"Years ago, I worked for the Utah Travel Council . . . one study that was most disturbing for me was that people did not have a positive or a negative impression of Salt Lake City or Utah — they had no impression at all," McFarlane said. "What a pitiable situation to be in. You say, 'Salt Lake City,' and nothing comes to mind. If you were to do that now, I think the results would be far, far different, and I think a lot of that is due to Rocky's activism."

Recognition has come from circles closer to home, too, Love said.

"I think that many of my constituents appreciate the dialogue," Love said. "Whether it's the freedom forums or drug prevention or environmental issues, I think they're glad that they have a mayor who is creating those forums and talking about those things."

The mayor's environmental involvement got the attention of Norman Tabish, a longtime west-side resident who lobbied Anderson to nix a recycling plant proposal in his neighborhood last year.

"I honestly believe that if there's anything that would interfere with the health and welfare for anyone in the city anywhere, he would stand up and fight for it," Tabish said. "I couldn't have anything bad to say as far as the environment and the time he takes off — I think what he does eventually leads back to all of us."

'What's in it for me?'

On the other hand, residents, businesses and other officials are concerned about items other than global warming.

"The constituency in Salt Lake are saying, 'What's in it for me? What's this guy doing for me as the mayor?' " said Bill Martin, a managing partner of commercial real estate brokerage house Commerce CRG, which did more than 400 land and lease deals in Salt Lake City in 2005.

"I'm never one to reduce a person's passion on issues, but he doesn't connect the dots in the business community," Martin said. "If he were to bring back three companies to solve our environmental issues or our recycling programs or further biodiesel fuel or economy of fuel or wind or solar (power) — maybe we could be known as an area that could help develop future solutions for the environment. Then I would see the connection to the trips. If he's just using the trips to make himself feel good or find another job after he's mayor, it doesn't make me feel good."

Martin's implication that Anderson may be job-hunting surfaced in comments from other people — residents and elected officials alike. But Anderson called it nonsense. He could run for re-election in 2007, but he hasn't said publicly whether he will seek a third term or retire from the city.
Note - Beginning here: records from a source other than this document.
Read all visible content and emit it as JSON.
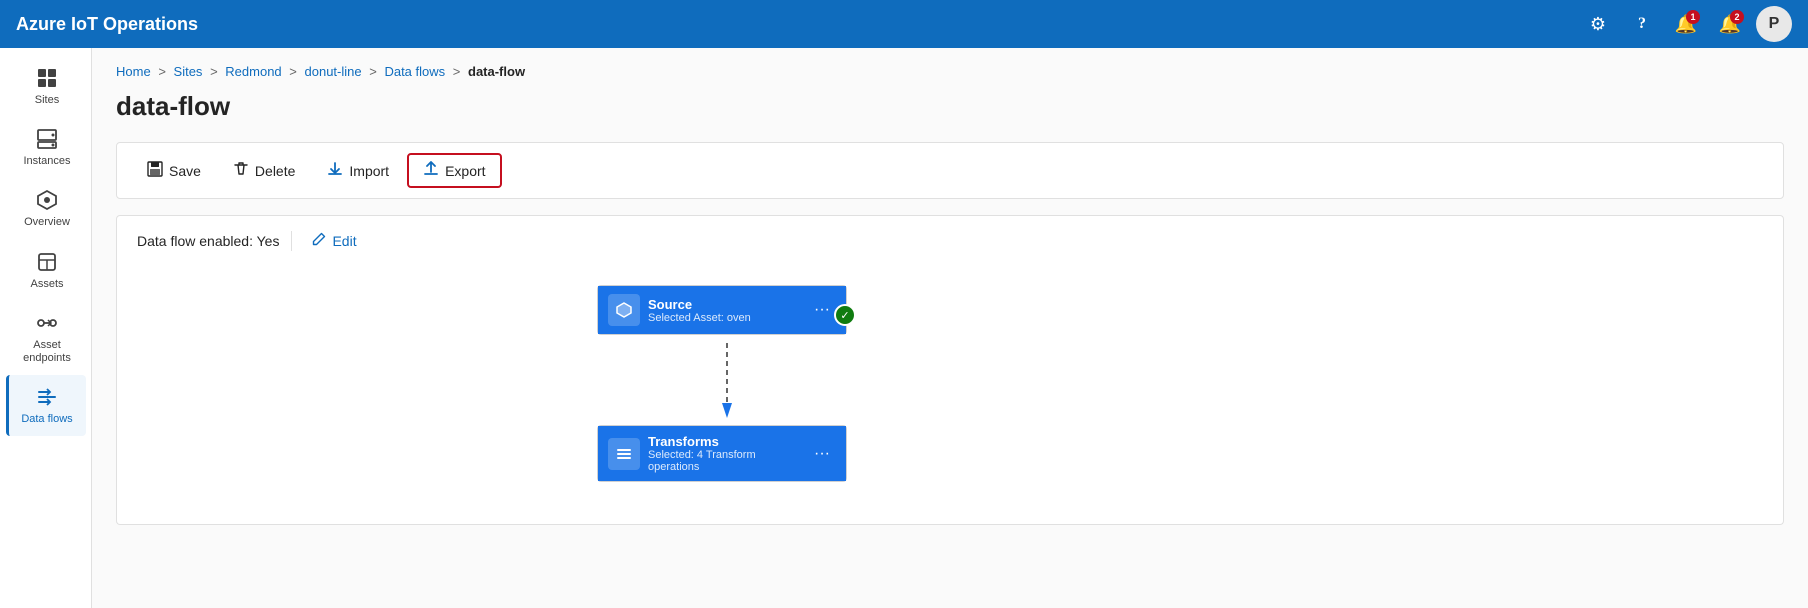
{
  "app": {
    "title": "Azure IoT Operations"
  },
  "header": {
    "title": "Azure IoT Operations",
    "icons": {
      "gear": "⚙",
      "help": "?",
      "notification1_label": "Notifications",
      "notification1_count": "1",
      "notification2_label": "Alerts",
      "notification2_count": "2",
      "avatar_label": "P"
    }
  },
  "sidebar": {
    "items": [
      {
        "id": "sites",
        "label": "Sites",
        "active": false
      },
      {
        "id": "instances",
        "label": "Instances",
        "active": false
      },
      {
        "id": "overview",
        "label": "Overview",
        "active": false
      },
      {
        "id": "assets",
        "label": "Assets",
        "active": false
      },
      {
        "id": "asset-endpoints",
        "label": "Asset endpoints",
        "active": false
      },
      {
        "id": "data-flows",
        "label": "Data flows",
        "active": true
      }
    ]
  },
  "breadcrumb": {
    "parts": [
      "Home",
      "Sites",
      "Redmond",
      "donut-line",
      "Data flows"
    ],
    "current": "data-flow"
  },
  "page": {
    "title": "data-flow"
  },
  "toolbar": {
    "save_label": "Save",
    "delete_label": "Delete",
    "import_label": "Import",
    "export_label": "Export"
  },
  "info": {
    "enabled_label": "Data flow enabled: Yes",
    "edit_label": "Edit"
  },
  "flow": {
    "source_node": {
      "title": "Source",
      "subtitle": "Selected Asset: oven",
      "status": "ok"
    },
    "transform_node": {
      "title": "Transforms",
      "subtitle": "Selected: 4 Transform operations"
    }
  }
}
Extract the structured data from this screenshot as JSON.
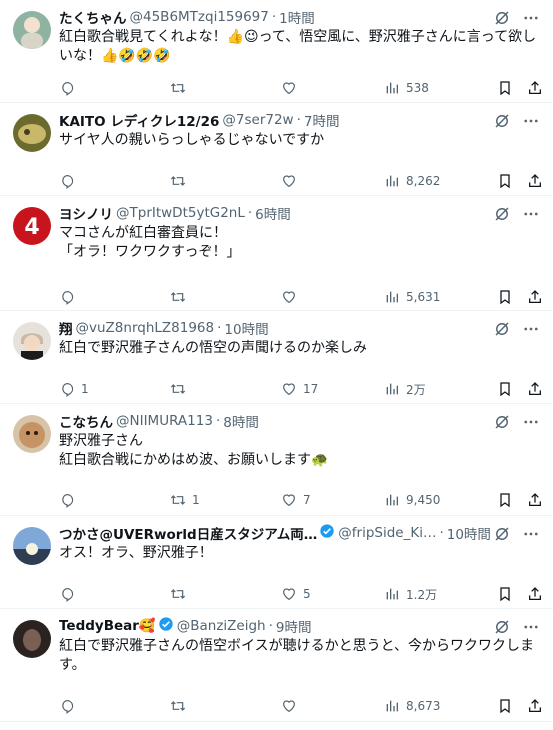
{
  "icons": {
    "grok": "grok-icon",
    "more": "more-icon",
    "reply": "reply-icon",
    "retweet": "retweet-icon",
    "like": "like-icon",
    "views": "views-icon",
    "bookmark": "bookmark-icon",
    "share": "share-icon"
  },
  "colors": {
    "text": "#0f1419",
    "muted": "#536471",
    "verified": "#1d9bf0",
    "divider": "#eff3f4"
  },
  "tweets": [
    {
      "name": "たくちゃん",
      "handle": "@45B6MTzqi159697",
      "time": "1時間",
      "text": "紅白歌合戦見てくれよな！👍😉って、悟空風に、野沢雅子さんに言って欲しいな！👍🤣🤣🤣",
      "reply": "",
      "retweet": "",
      "like": "",
      "views": "538"
    },
    {
      "name": "KAITO レディクレ12/26",
      "handle": "@7ser72w",
      "time": "7時間",
      "text": "サイヤ人の親いらっしゃるじゃないですか",
      "reply": "",
      "retweet": "",
      "like": "",
      "views": "8,262"
    },
    {
      "name": "ヨシノリ",
      "handle": "@TprItwDt5ytG2nL",
      "time": "6時間",
      "text": "マコさんが紅白審査員に！\n「オラ！ワクワクすっぞ！」",
      "reply": "",
      "retweet": "",
      "like": "",
      "views": "5,631"
    },
    {
      "name": "翔",
      "handle": "@vuZ8nrqhLZ81968",
      "time": "10時間",
      "text": "紅白で野沢雅子さんの悟空の声聞けるのか楽しみ",
      "reply": "1",
      "retweet": "",
      "like": "17",
      "views": "2万"
    },
    {
      "name": "こなちん",
      "handle": "@NIIMURA113",
      "time": "8時間",
      "text": "野沢雅子さん\n紅白歌合戦にかめはめ波、お願いします🐢",
      "reply": "",
      "retweet": "1",
      "like": "7",
      "views": "9,450"
    },
    {
      "name": "つかさ@UVERworld日産スタジアム両…",
      "handle": "@fripSide_Ki…",
      "time": "10時間",
      "text": "オス！オラ、野沢雅子！",
      "reply": "",
      "retweet": "",
      "like": "5",
      "views": "1.2万",
      "verified": true
    },
    {
      "name": "TeddyBear🥰",
      "handle": "@BanziZeigh",
      "time": "9時間",
      "text": "紅白で野沢雅子さんの悟空ボイスが聴けるかと思うと、今からワクワクします。",
      "reply": "",
      "retweet": "",
      "like": "",
      "views": "8,673",
      "verified": true
    }
  ]
}
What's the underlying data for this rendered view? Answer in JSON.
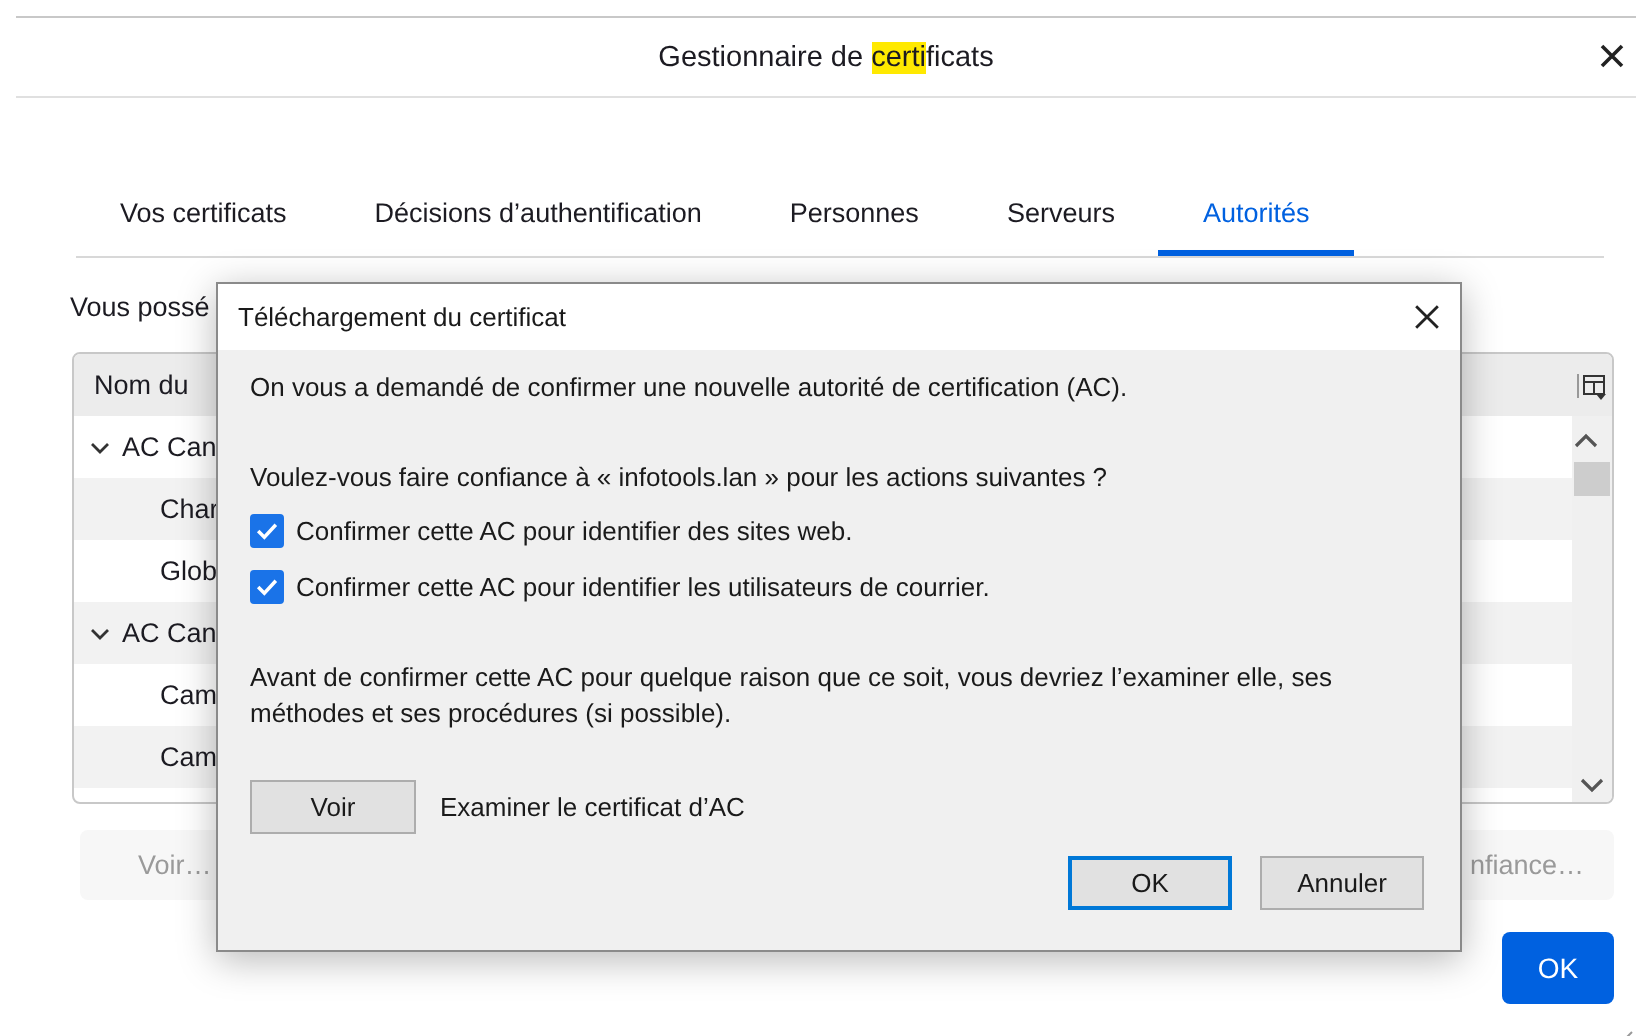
{
  "window": {
    "title": [
      {
        "text": "Gestionnaire de ",
        "highlighted": false
      },
      {
        "text": "certi",
        "highlighted": true
      },
      {
        "text": "ficats",
        "highlighted": false
      }
    ]
  },
  "tabs": [
    {
      "label": "Vos certificats",
      "selected": false
    },
    {
      "label": "Décisions d’authentification",
      "selected": false
    },
    {
      "label": "Personnes",
      "selected": false
    },
    {
      "label": "Serveurs",
      "selected": false
    },
    {
      "label": "Autorités",
      "selected": true
    }
  ],
  "intro": "Vous possé",
  "table": {
    "column_1": "Nom du",
    "rows": [
      {
        "label": "AC Can",
        "expanded": true,
        "children": [
          {
            "label": "Char"
          },
          {
            "label": "Glob"
          }
        ]
      },
      {
        "label": "AC Can",
        "expanded": true,
        "children": [
          {
            "label": "Cam"
          },
          {
            "label": "Cam"
          }
        ]
      }
    ]
  },
  "buttons": [
    {
      "label": "Voir…",
      "disabled": true
    },
    {
      "label": "nfiance…",
      "disabled": true
    }
  ],
  "ok_button": "OK",
  "dialog": {
    "title": "Téléchargement du certificat",
    "message": "On vous a demandé de confirmer une nouvelle autorité de certification (AC).",
    "question": "Voulez-vous faire confiance à « infotools.lan » pour les actions suivantes ?",
    "options": [
      {
        "label": "Confirmer cette AC pour identifier des sites web.",
        "checked": true
      },
      {
        "label": "Confirmer cette AC pour identifier les utilisateurs de courrier.",
        "checked": true
      }
    ],
    "warning": "Avant de confirmer cette AC pour quelque raison que ce soit, vous devriez l’examiner elle, ses méthodes et ses procédures (si possible).",
    "view_button": "Voir",
    "view_label": "Examiner le certificat d’AC",
    "buttons": [
      {
        "label": "OK",
        "default": true
      },
      {
        "label": "Annuler",
        "default": false
      }
    ]
  }
}
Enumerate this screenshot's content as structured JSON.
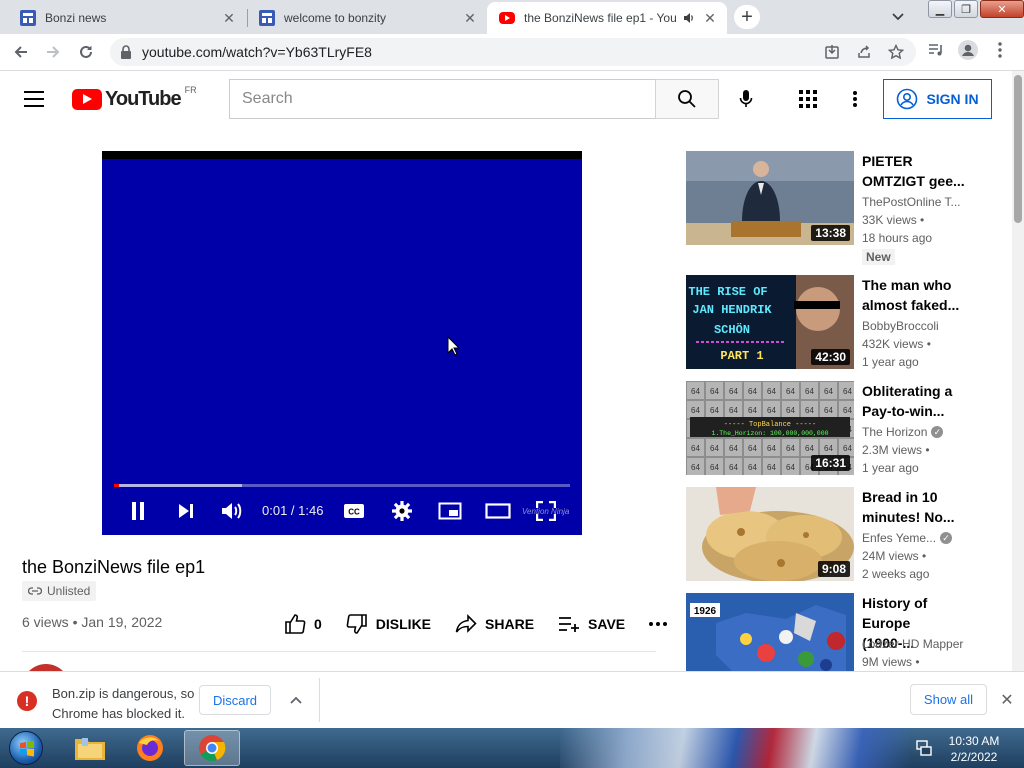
{
  "browser": {
    "tabs": [
      {
        "label": "Bonzi news",
        "icon": "news-favicon",
        "active": false
      },
      {
        "label": "welcome to bonzity",
        "icon": "news-favicon",
        "active": false
      },
      {
        "label": "the BonziNews file ep1 - You",
        "icon": "youtube-favicon",
        "active": true
      }
    ],
    "url": "youtube.com/watch?v=Yb63TLryFE8"
  },
  "youtube": {
    "logo_text": "YouTube",
    "country_code": "FR",
    "search_placeholder": "Search",
    "sign_in_label": "SIGN IN"
  },
  "player": {
    "time_display": "0:01 / 1:46",
    "progress_played_fraction": 0.004,
    "progress_loaded_fraction": 0.28,
    "watermark": "Vention Ninja"
  },
  "video": {
    "title": "the BonziNews file ep1",
    "visibility": "Unlisted",
    "views": "6 views",
    "date": "Jan 19, 2022",
    "likes": "0",
    "dislike_label": "DISLIKE",
    "share_label": "SHARE",
    "save_label": "SAVE"
  },
  "recommendations": [
    {
      "title": "PIETER OMTZIGT gee...",
      "channel": "ThePostOnline T...",
      "verified": false,
      "views": "33K views",
      "age": "18 hours ago",
      "badge": "New",
      "duration": "13:38"
    },
    {
      "title": "The man who almost faked...",
      "channel": "BobbyBroccoli",
      "verified": false,
      "views": "432K views",
      "age": "1 year ago",
      "badge": "",
      "duration": "42:30",
      "thumb_text": [
        "THE RISE OF",
        "JAN HENDRIK",
        "SCHÖN",
        "PART 1"
      ]
    },
    {
      "title": "Obliterating a Pay-to-win...",
      "channel": "The Horizon",
      "verified": true,
      "views": "2.3M views",
      "age": "1 year ago",
      "badge": "",
      "duration": "16:31",
      "thumb_text": [
        "----- TopBalance -----",
        "1.The_Horizon: 100,000,000,000"
      ]
    },
    {
      "title": "Bread in 10 minutes! No...",
      "channel": "Enfes Yeme...",
      "verified": true,
      "views": "24M views",
      "age": "2 weeks ago",
      "badge": "",
      "duration": "9:08"
    },
    {
      "title": "History of Europe (1900-...",
      "channel": "Lodzer HD Mapper",
      "verified": false,
      "views": "9M views",
      "age": "",
      "badge": "",
      "duration": "",
      "thumb_text": [
        "1926"
      ]
    }
  ],
  "download_bar": {
    "message": "Bon.zip is dangerous, so Chrome has blocked it.",
    "discard_label": "Discard",
    "show_all_label": "Show all"
  },
  "taskbar": {
    "time": "10:30 AM",
    "date": "2/2/2022",
    "apps": [
      "windows-explorer",
      "firefox",
      "chrome"
    ]
  },
  "colors": {
    "video_background": "#0000a8",
    "youtube_red": "#ff0000",
    "link_blue": "#065fd4",
    "danger_red": "#d93025"
  }
}
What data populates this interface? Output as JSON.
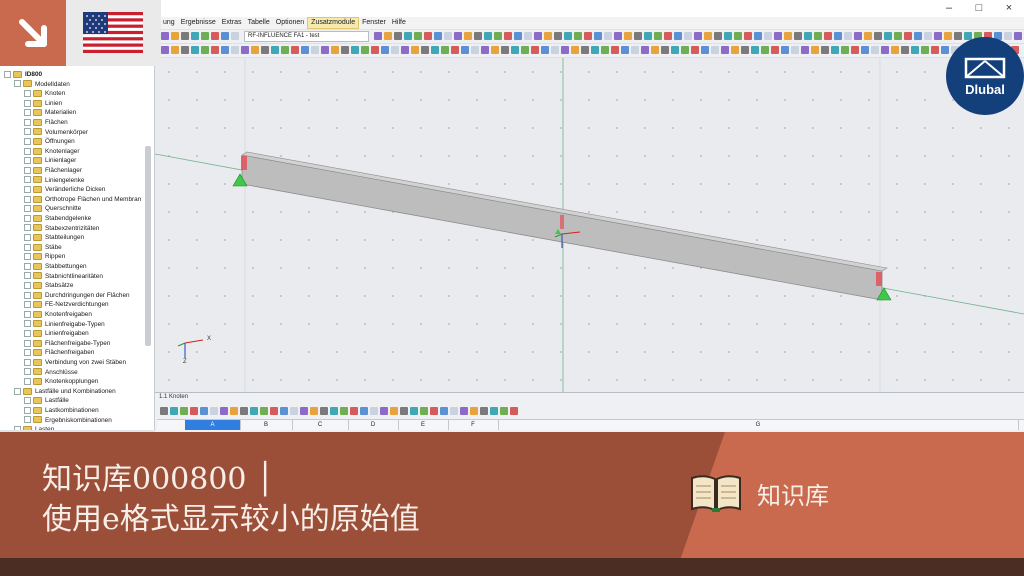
{
  "window": {
    "min_glyph": "–",
    "max_glyph": "□",
    "close_glyph": "×"
  },
  "menu": {
    "items": [
      "ung",
      "Ergebnisse",
      "Extras",
      "Tabelle",
      "Optionen",
      "Zusatzmodule",
      "Fenster",
      "Hilfe"
    ],
    "active_index": 5
  },
  "toolbar": {
    "combo_value": "RF-INFLUENCE FA1 - test"
  },
  "navigator": {
    "items": [
      {
        "label": "ID800",
        "level": 0,
        "bold": true
      },
      {
        "label": "Modelldaten",
        "level": 1
      },
      {
        "label": "Knoten",
        "level": 2
      },
      {
        "label": "Linien",
        "level": 2
      },
      {
        "label": "Materialien",
        "level": 2
      },
      {
        "label": "Flächen",
        "level": 2
      },
      {
        "label": "Volumenkörper",
        "level": 2
      },
      {
        "label": "Öffnungen",
        "level": 2
      },
      {
        "label": "Knotenlager",
        "level": 2
      },
      {
        "label": "Linienlager",
        "level": 2
      },
      {
        "label": "Flächenlager",
        "level": 2
      },
      {
        "label": "Liniengelenke",
        "level": 2
      },
      {
        "label": "Veränderliche Dicken",
        "level": 2
      },
      {
        "label": "Orthotrope Flächen und Membran",
        "level": 2
      },
      {
        "label": "Querschnitte",
        "level": 2
      },
      {
        "label": "Stabendgelenke",
        "level": 2
      },
      {
        "label": "Stabexzentrizitäten",
        "level": 2
      },
      {
        "label": "Stabteilungen",
        "level": 2
      },
      {
        "label": "Stäbe",
        "level": 2
      },
      {
        "label": "Rippen",
        "level": 2
      },
      {
        "label": "Stabbettungen",
        "level": 2
      },
      {
        "label": "Stabnichtlinearitäten",
        "level": 2
      },
      {
        "label": "Stabsätze",
        "level": 2
      },
      {
        "label": "Durchdringungen der Flächen",
        "level": 2
      },
      {
        "label": "FE-Netzverdichtungen",
        "level": 2
      },
      {
        "label": "Knotenfreigaben",
        "level": 2
      },
      {
        "label": "Linienfreigabe-Typen",
        "level": 2
      },
      {
        "label": "Linienfreigaben",
        "level": 2
      },
      {
        "label": "Flächenfreigabe-Typen",
        "level": 2
      },
      {
        "label": "Flächenfreigaben",
        "level": 2
      },
      {
        "label": "Verbindung von zwei Stäben",
        "level": 2
      },
      {
        "label": "Anschlüsse",
        "level": 2
      },
      {
        "label": "Knotenkopplungen",
        "level": 2
      },
      {
        "label": "Lastfälle und Kombinationen",
        "level": 1
      },
      {
        "label": "Lastfälle",
        "level": 2
      },
      {
        "label": "Lastkombinationen",
        "level": 2
      },
      {
        "label": "Ergebniskombinationen",
        "level": 2
      },
      {
        "label": "Lasten",
        "level": 1
      }
    ]
  },
  "viewport": {
    "axis_x_label": "X",
    "axis_z_label": "Z"
  },
  "table": {
    "title": "1.1 Knoten",
    "columns": [
      "A",
      "B",
      "C",
      "D",
      "E",
      "F",
      "G"
    ],
    "selected_column": "A"
  },
  "header": {
    "logo_text": "Dlubal"
  },
  "banner": {
    "line1": "知识库000800 │",
    "line2": "使用e格式显示较小的原始值",
    "kb_label": "知识库"
  },
  "colors": {
    "banner": "#9b4f39",
    "banner_accent": "#c96a4f",
    "logo_blue": "#133f7a",
    "support_green": "#3ec94a",
    "axis_red": "#d32020"
  }
}
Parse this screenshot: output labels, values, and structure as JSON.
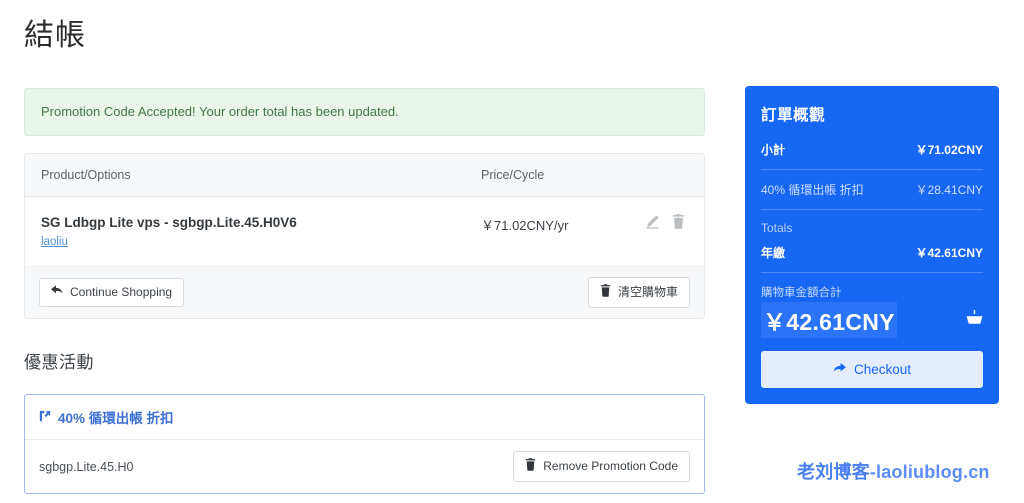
{
  "page": {
    "title": "結帳"
  },
  "alert": {
    "message": "Promotion Code Accepted! Your order total has been updated."
  },
  "cart": {
    "headers": {
      "product": "Product/Options",
      "price": "Price/Cycle"
    },
    "items": [
      {
        "name": "SG Ldbgp Lite vps - sgbgp.Lite.45.H0V6",
        "sub": "laoliu",
        "price": "￥71.02CNY/yr",
        "edit_icon": "pencil-icon",
        "delete_icon": "trash-icon"
      }
    ],
    "continue_label": "Continue Shopping",
    "empty_label": "清空購物車",
    "continue_icon": "arrow-left-icon",
    "empty_icon": "trash-icon"
  },
  "promotions": {
    "section_title": "優惠活動",
    "title": "40% 循環出帳 折扣",
    "title_icon": "tag-icon",
    "code": "sgbgp.Lite.45.H0",
    "remove_label": "Remove Promotion Code",
    "remove_icon": "trash-icon"
  },
  "summary": {
    "title": "訂單概觀",
    "subtotal_label": "小計",
    "subtotal_value": "￥71.02CNY",
    "discount_label": "40% 循環出帳 折扣",
    "discount_value": "￥28.41CNY",
    "totals_label": "Totals",
    "recurring_label": "年繳",
    "recurring_value": "￥42.61CNY",
    "grand_label": "購物車金額合計",
    "grand_value": "￥42.61CNY",
    "cart_icon": "shopping-cart-icon",
    "checkout_label": "Checkout",
    "checkout_icon": "arrow-right-icon",
    "accent_color": "#1767f5"
  },
  "watermark": {
    "cn": "老刘博客",
    "domain": "-laoliublog.cn"
  }
}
"It has to do with whether at this point of my life I think that my energies and time and whatever talent I have can bring about the greatest positive change here as compared to doing something else," Anderson said. "If I were focused solely on filling potholes, I probably wouldn't even be thinking of running for re-election."


E-mail: kswinyard@desnews.com